He also gave his assessment of some of the Black History Month activities.
"I was unable to attend the prayer breakfast, but the run was a lot of fun. The whole unit seemed to have a good time, and the talent show really surprised me. There are a lot of talented Soldiers at COB Speicher. As for the final observance, I had a lot of work before and during the play, so I really didn't get a chance to enjoy it, but I heard good things and I can't wait to see the video."
Like Benecke, Rodriguez-Ramirez was unable to attend the prayer breakfast but cited that she was there for the rehearsals and that "listening to the music and songs made me really happy to know that no matter what culture we are, we haven't forgotten that God is still there for us no matter what, and we haven't forgotten where we come from."
Benecke went on to say that through these month-long events he learned about many of the economic champions of the black culture throughout America's history.
Benecke also said, "What I will remember most is the amount of effort put forth by the equal opportunity representatives and other leaders for the observances and activities. They really did a great job and motivated me to do my job better."
Rodriguez-Ramirez summarized her view of the events and the overall observance. "As a Hispanic, I was raised to always respect every culture. Being part of the Black History Month activities has given me a different outlook on things. It made me realize that no matter what color I am, I am able to help others, to bring smiles, and let others know that they aren't forgotten."

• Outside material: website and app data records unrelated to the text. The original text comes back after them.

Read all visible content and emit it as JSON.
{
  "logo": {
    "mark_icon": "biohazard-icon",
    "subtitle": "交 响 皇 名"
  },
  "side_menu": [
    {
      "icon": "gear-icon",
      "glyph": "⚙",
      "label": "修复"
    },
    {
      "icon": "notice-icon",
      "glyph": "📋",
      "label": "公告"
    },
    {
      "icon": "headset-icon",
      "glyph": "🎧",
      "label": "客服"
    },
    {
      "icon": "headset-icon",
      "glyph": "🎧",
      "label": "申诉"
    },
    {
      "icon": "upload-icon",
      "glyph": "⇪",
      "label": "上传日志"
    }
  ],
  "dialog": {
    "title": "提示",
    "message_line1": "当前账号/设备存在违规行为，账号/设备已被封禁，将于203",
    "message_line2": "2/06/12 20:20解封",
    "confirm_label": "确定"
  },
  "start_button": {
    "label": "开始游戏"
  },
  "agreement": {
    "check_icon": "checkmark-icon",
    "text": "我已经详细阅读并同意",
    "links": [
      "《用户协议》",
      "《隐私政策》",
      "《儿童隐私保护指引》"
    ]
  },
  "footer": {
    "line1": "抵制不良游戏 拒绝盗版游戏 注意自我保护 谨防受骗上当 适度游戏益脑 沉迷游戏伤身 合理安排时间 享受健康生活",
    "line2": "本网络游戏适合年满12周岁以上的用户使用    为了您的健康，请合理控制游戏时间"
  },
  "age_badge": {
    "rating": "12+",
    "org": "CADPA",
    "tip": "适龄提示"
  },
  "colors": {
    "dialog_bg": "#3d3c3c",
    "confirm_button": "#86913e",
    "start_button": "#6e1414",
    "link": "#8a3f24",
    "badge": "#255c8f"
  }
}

The events and observances sponsored by 264th CSSB were attended by thousands of civilian and military personnel, and throughout the course of the month helped others truly reflect on African-American culture and contributions.